To err on the safe side, franchisors should provide the populated franchise agreement at the start of the disclosure period. This is particularly important where a breach of clause 9(1)(a) can render a franchisor liable for penalties. 

Mistake 7 – Not abiding by the lease disclosure requirements 

Changes to the Code introduced in 2021 broadened the obligations of franchisors with respect to disclosure of lease documents, and expanded the rights of franchisees to cool-off (i.e. call off the franchise agreement) in certain circumstances. They added another layer of complexity to the franchise contract formation process, which we wrote about in our article here. While these obligations have some complexity, in summary: 

  • Franchisors must include lease documents as part of the disclosure suite, if they are leasing the property to the franchisee, or taking the lease and licencing occupation rights to the franchisee; 
  • If the franchise agreement has been signed before lease disclosure is given, the franchisee has the right to cool off and terminate a franchise agreement within 14 days of:
    • (a) receiving the first document setting out the terms of the proposed lease, sublease or licence ;OR 
    • (b) any later document setting out the terms of the proposed lease, sublease or licence if they are not substantially identical to the terms set out in the first document (except where the changes were requested by the franchisee). Accordingly, if a lease is updated (for example, because of negotiations), the cooling off period restarts. 

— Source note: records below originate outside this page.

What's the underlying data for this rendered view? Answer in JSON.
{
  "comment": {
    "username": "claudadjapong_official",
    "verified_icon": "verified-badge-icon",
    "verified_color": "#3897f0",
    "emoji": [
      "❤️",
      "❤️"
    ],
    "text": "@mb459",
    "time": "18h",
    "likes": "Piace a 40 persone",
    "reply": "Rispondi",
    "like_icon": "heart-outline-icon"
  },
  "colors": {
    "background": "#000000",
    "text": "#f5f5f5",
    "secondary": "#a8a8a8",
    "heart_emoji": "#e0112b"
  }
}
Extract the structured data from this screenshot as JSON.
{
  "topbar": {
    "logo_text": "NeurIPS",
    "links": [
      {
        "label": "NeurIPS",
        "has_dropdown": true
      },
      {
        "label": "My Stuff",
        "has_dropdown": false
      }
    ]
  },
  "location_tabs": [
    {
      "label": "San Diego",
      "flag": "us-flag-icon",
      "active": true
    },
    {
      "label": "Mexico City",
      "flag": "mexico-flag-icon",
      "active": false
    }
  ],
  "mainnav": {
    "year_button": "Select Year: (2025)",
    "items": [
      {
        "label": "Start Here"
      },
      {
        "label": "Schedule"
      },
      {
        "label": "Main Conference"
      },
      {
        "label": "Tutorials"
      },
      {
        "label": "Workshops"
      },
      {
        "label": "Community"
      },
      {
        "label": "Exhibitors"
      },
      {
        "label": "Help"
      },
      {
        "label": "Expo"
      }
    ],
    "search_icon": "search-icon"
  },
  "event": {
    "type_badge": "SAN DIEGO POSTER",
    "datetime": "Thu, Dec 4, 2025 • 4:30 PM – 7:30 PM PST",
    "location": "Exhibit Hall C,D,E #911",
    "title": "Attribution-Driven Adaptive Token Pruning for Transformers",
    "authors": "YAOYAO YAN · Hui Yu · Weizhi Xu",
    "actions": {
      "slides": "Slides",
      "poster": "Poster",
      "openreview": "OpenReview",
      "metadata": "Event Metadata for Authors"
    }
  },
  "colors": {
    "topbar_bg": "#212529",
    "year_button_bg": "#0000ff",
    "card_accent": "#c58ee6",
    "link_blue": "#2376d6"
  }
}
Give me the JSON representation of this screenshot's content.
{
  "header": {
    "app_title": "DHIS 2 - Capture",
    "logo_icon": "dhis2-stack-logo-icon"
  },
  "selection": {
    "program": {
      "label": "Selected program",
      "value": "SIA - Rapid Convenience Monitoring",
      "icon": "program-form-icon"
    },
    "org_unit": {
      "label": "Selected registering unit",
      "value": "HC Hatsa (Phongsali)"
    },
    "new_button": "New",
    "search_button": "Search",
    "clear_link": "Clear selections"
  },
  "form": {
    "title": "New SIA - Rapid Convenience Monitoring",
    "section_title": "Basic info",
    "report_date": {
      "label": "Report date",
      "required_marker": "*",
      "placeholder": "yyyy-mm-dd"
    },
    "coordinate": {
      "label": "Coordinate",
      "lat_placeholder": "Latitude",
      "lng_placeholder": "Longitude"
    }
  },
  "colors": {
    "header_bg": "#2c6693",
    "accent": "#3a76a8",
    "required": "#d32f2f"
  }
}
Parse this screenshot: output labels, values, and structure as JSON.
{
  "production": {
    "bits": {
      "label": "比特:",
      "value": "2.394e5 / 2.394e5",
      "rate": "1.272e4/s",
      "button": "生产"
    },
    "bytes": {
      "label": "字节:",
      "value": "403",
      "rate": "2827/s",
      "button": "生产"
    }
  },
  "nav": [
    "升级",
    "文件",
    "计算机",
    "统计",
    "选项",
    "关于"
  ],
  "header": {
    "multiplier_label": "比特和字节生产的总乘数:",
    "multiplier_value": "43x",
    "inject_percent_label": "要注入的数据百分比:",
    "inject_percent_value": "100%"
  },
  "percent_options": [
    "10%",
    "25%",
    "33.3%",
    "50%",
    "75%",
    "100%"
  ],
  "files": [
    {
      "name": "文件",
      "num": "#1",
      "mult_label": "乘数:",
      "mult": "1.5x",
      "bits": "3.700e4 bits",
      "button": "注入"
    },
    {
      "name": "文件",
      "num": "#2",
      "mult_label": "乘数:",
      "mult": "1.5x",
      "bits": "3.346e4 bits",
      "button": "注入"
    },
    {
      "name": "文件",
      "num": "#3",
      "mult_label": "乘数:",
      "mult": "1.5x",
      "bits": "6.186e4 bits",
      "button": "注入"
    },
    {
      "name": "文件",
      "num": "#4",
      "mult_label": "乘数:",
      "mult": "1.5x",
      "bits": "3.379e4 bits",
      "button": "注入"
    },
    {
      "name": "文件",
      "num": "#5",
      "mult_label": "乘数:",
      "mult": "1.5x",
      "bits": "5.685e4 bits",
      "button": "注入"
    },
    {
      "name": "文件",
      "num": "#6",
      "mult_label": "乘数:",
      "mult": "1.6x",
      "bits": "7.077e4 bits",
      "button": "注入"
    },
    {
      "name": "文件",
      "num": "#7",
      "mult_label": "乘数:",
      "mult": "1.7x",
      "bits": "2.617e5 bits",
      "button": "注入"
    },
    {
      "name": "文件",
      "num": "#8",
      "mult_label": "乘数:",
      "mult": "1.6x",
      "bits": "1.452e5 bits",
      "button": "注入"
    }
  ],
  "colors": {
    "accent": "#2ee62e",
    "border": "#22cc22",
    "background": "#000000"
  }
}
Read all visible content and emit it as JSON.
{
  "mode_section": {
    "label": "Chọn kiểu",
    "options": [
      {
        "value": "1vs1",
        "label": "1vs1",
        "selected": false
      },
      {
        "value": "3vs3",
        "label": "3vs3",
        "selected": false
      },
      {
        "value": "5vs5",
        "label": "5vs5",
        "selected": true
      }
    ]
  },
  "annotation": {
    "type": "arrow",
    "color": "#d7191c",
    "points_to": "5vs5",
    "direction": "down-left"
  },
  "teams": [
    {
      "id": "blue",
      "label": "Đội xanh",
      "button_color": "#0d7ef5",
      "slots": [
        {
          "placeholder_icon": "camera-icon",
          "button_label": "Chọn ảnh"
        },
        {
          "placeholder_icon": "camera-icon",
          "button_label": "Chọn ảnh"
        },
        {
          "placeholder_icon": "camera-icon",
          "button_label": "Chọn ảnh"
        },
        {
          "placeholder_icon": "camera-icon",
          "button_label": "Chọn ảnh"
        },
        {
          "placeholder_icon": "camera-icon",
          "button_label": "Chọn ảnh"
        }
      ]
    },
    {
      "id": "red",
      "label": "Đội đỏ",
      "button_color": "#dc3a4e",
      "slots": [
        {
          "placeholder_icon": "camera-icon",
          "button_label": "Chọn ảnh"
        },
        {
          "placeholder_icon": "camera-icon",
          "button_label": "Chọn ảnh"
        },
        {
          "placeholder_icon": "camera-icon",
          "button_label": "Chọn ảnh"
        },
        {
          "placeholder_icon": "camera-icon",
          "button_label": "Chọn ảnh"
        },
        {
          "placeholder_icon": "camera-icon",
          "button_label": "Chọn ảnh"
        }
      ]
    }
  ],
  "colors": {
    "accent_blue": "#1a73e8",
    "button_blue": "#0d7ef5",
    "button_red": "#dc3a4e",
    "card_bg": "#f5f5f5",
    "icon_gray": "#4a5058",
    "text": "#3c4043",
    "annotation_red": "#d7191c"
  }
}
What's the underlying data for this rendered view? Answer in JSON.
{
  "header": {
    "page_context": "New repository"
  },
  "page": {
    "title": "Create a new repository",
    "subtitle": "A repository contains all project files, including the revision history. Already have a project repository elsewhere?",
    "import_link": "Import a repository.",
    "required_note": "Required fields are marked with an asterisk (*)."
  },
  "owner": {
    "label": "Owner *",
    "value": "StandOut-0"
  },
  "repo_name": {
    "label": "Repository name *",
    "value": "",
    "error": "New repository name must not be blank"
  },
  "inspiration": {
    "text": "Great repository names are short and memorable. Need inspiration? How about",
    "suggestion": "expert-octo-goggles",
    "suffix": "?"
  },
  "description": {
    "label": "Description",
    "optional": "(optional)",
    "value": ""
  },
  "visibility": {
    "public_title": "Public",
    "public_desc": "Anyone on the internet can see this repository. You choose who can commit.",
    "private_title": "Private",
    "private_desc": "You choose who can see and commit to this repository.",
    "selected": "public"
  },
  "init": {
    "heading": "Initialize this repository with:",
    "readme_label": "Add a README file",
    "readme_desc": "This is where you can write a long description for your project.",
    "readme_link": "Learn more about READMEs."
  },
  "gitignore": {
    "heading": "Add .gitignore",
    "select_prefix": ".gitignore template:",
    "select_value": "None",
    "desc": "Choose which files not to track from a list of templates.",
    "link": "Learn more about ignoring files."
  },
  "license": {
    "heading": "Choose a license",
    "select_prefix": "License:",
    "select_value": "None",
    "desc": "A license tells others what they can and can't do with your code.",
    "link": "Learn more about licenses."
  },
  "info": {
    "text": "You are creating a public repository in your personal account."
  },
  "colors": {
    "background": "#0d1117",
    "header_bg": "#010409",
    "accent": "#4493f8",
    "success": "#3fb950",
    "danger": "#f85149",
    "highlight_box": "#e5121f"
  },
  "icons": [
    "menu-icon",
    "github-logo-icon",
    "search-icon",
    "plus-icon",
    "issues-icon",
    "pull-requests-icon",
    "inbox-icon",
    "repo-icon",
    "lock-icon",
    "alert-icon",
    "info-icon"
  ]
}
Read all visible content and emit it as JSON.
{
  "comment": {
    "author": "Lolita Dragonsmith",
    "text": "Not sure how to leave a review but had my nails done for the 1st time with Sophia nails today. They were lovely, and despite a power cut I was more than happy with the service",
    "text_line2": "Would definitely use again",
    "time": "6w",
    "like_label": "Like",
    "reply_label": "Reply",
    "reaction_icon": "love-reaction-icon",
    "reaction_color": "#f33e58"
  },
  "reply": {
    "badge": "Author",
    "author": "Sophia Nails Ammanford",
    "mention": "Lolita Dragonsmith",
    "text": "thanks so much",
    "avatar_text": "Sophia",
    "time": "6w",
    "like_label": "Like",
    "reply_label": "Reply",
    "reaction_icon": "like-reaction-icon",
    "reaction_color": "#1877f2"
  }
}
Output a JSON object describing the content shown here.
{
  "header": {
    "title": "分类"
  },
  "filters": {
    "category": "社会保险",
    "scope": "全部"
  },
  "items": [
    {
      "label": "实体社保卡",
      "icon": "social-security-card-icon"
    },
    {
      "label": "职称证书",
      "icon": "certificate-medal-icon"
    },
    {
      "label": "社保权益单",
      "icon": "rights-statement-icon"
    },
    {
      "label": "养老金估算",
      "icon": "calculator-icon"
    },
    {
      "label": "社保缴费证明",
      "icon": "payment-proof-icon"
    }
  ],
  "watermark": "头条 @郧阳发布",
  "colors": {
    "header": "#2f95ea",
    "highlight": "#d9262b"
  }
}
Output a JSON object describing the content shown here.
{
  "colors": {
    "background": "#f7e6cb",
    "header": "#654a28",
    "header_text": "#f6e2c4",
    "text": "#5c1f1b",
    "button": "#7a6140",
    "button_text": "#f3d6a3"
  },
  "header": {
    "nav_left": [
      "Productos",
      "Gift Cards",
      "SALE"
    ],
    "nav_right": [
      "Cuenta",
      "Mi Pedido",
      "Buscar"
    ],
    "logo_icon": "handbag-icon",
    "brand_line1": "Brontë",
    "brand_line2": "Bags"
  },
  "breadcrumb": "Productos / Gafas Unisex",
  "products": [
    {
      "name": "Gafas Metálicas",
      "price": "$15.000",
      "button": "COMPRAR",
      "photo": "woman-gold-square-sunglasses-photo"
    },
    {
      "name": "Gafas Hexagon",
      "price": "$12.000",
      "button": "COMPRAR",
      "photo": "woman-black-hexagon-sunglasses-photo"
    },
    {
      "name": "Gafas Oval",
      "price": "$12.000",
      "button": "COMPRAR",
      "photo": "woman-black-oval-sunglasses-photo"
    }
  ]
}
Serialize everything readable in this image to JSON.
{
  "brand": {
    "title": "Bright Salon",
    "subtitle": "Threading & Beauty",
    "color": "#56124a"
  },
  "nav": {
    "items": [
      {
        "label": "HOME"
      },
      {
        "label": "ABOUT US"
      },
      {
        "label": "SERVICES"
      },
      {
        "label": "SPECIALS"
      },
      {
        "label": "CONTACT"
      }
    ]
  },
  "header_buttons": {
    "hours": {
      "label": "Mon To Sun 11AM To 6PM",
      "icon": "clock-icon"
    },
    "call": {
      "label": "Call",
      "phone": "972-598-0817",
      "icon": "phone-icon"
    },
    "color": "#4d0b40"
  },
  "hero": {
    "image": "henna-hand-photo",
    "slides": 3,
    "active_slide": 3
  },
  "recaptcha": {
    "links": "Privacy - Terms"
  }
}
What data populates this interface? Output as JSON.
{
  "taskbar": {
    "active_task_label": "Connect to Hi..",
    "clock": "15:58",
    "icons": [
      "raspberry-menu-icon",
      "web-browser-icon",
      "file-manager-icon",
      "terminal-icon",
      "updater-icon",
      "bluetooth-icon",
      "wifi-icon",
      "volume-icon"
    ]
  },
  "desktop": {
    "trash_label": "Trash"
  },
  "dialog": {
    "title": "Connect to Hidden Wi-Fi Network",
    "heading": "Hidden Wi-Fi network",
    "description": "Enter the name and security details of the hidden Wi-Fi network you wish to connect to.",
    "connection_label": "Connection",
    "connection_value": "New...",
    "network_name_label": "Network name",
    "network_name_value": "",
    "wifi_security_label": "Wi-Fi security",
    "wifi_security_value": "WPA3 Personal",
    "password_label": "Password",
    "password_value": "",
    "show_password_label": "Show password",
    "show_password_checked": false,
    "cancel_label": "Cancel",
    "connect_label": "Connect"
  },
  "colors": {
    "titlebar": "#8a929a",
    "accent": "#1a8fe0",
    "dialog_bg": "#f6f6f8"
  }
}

Failure to abide by these obligations can result in civil penalties (600 penalty units), and can also bring into question the validity of relevant franchise agreements. 

Franchisors should: 

  1. Develop a process to ensure all lease documents are passed on to their franchisees, and a record is kept of that; 
  2. Keep franchisees informed of their cooling off rights; and
  3. Where possible negotiate standard lease terms with regular lessors (for example, Westfields and Stockland) so the terms of the lease are clear from the outset.

What to do if you have made one of these common mistakes

If you have made one of the errors identified in this article, you should fix it, and fix it fast.  Most of these errors can’t be ‘undone’. However, if they have occurred, you should seek legal advice as to how to best mitigate your risks. At Magnolia Legal, we excel in getting franchisors legally compliant, and offer an extensive franchisor audit. Get in touch for an obligation free chat if you would like to discuss how we can help you.  

Disclaimer: This article contains general information only and does not constitute legal advice. Magnolia Legal disclaims any liability arising from reliance on this article. Our terms of use apply